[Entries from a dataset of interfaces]
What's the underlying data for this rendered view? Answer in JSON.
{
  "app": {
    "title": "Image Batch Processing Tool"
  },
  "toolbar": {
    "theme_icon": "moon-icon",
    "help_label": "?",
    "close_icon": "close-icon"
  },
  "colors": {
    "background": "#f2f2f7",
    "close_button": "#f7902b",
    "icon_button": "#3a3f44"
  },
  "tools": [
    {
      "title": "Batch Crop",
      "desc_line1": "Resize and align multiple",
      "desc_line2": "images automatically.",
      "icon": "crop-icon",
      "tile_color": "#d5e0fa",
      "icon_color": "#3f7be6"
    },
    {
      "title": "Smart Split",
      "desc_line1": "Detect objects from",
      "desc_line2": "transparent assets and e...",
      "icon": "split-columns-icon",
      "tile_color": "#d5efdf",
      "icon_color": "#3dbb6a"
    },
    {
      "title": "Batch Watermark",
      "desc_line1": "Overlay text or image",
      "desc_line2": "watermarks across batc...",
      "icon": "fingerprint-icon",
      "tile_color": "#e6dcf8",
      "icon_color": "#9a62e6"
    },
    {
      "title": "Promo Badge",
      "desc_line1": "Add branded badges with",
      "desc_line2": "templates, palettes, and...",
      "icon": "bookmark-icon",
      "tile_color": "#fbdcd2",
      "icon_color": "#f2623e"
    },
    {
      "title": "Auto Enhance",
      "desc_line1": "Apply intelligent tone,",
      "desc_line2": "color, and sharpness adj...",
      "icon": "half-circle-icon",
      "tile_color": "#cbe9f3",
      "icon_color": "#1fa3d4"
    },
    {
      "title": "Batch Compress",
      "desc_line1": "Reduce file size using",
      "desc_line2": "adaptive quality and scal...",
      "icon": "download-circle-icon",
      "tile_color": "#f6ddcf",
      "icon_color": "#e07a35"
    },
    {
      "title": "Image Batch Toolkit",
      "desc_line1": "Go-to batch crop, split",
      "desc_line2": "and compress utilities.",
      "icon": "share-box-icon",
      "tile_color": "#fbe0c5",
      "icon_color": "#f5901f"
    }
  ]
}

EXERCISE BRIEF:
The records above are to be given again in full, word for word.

ANSWER TO THIS TASK:
What's the underlying data for this rendered view? Answer in JSON.
{
  "app": {
    "title": "Image Batch Processing Tool"
  },
  "toolbar": {
    "theme_icon": "moon-icon",
    "help_label": "?",
    "close_icon": "close-icon"
  },
  "colors": {
    "background": "#f2f2f7",
    "close_button": "#f7902b",
    "icon_button": "#3a3f44"
  },
  "tools": [
    {
      "title": "Batch Crop",
      "desc_line1": "Resize and align multiple",
      "desc_line2": "images automatically.",
      "icon": "crop-icon",
      "tile_color": "#d5e0fa",
      "icon_color": "#3f7be6"
    },
    {
      "title": "Smart Split",
      "desc_line1": "Detect objects from",
      "desc_line2": "transparent assets and e...",
      "icon": "split-columns-icon",
      "tile_color": "#d5efdf",
      "icon_color": "#3dbb6a"
    },
    {
      "title": "Batch Watermark",
      "desc_line1": "Overlay text or image",
      "desc_line2": "watermarks across batc...",
      "icon": "fingerprint-icon",
      "tile_color": "#e6dcf8",
      "icon_color": "#9a62e6"
    },
    {
      "title": "Promo Badge",
      "desc_line1": "Add branded badges with",
      "desc_line2": "templates, palettes, and...",
      "icon": "bookmark-icon",
      "tile_color": "#fbdcd2",
      "icon_color": "#f2623e"
    },
    {
      "title": "Auto Enhance",
      "desc_line1": "Apply intelligent tone,",
      "desc_line2": "color, and sharpness adj...",
      "icon": "half-circle-icon",
      "tile_color": "#cbe9f3",
      "icon_color": "#1fa3d4"
    },
    {
      "title": "Batch Compress",
      "desc_line1": "Reduce file size using",
      "desc_line2": "adaptive quality and scal...",
      "icon": "download-circle-icon",
      "tile_color": "#f6ddcf",
      "icon_color": "#e07a35"
    },
    {
      "title": "Image Batch Toolkit",
      "desc_line1": "Go-to batch crop, split",
      "desc_line2": "and compress utilities.",
      "icon": "share-box-icon",
      "tile_color": "#fbe0c5",
      "icon_color": "#f5901f"
    }
  ]
}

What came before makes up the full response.